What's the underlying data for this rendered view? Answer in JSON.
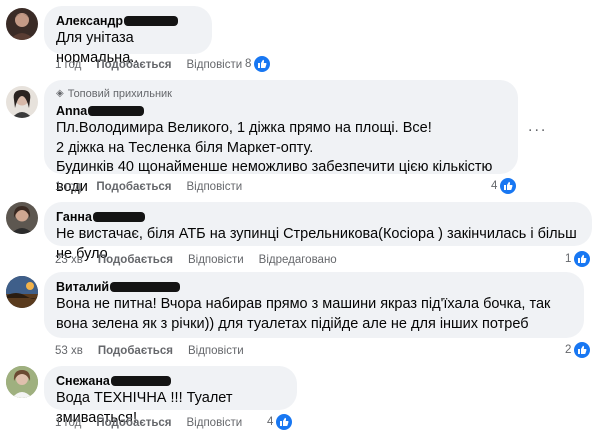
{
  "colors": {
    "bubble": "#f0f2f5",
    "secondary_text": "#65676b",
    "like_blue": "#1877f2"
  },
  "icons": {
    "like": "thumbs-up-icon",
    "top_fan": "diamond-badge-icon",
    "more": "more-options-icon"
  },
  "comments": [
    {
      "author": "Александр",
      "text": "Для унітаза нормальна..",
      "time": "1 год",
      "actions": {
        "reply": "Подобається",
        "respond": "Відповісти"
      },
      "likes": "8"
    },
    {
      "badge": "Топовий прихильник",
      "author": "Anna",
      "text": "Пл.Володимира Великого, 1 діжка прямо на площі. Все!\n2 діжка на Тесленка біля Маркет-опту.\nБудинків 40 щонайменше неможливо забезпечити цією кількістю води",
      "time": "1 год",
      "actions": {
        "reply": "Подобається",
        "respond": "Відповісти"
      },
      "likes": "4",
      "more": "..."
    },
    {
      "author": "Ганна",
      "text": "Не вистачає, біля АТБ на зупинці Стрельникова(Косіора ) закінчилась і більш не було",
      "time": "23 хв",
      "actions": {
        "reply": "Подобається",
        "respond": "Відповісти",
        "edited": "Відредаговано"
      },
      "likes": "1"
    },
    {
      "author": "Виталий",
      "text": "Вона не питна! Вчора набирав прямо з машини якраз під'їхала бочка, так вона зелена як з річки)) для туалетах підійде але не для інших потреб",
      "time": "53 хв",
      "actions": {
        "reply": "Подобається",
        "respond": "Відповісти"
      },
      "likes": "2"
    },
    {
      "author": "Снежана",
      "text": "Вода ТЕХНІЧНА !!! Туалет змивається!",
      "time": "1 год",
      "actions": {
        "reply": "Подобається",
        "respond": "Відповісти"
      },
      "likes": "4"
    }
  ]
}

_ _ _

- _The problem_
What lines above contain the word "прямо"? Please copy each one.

- _Finished exercise_
      "text": "Пл.Володимира Великого, 1 діжка прямо на площі. Все!\n2 діжка на Тесленка біля Маркет-опту.\nБудинків 40 щонайменше неможливо забезпечити цією кількістю води",
      "text": "Вона не питна! Вчора набирав прямо з машини якраз під'їхала бочка, так вона зелена як з річки)) для туалетах підійде але не для інших потреб",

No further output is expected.